_Task instructions_
Count every line in the records below that contains the string "System". Report that number alone.

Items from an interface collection
=== Section Start ===

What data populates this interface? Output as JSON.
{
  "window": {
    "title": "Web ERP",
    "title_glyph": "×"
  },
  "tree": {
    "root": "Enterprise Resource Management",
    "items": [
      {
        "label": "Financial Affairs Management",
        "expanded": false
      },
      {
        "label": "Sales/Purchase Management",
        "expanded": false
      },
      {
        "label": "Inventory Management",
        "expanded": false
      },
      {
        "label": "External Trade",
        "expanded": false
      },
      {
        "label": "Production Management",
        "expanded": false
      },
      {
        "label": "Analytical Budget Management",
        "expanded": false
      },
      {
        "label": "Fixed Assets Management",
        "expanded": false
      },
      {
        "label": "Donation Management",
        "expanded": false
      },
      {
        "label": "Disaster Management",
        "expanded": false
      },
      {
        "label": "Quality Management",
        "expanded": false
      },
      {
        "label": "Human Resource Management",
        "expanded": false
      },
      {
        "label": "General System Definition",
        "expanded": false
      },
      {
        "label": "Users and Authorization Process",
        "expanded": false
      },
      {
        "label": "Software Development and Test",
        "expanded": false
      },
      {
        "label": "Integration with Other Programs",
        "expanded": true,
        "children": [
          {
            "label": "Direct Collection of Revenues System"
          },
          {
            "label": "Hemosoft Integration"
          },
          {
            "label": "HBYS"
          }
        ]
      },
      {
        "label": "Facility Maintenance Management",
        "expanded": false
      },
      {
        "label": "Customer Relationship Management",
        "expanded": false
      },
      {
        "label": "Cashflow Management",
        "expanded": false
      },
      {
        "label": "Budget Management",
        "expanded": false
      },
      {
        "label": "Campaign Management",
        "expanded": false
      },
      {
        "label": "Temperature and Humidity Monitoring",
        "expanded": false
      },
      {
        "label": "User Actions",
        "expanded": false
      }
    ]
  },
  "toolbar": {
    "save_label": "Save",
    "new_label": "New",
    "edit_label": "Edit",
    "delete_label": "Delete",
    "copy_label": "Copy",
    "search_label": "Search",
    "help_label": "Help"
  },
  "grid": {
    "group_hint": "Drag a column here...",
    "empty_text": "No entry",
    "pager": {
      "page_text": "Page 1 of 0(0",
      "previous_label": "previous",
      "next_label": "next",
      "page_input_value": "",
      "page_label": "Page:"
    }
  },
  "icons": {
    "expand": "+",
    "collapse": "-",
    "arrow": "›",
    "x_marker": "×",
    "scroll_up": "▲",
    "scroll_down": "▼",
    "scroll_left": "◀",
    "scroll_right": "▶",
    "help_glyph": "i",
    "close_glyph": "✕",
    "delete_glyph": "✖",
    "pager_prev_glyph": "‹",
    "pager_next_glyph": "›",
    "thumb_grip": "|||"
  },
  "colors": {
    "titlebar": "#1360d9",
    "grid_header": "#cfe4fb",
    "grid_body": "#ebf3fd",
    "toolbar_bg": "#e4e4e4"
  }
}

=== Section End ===

_Response for this exercise_
2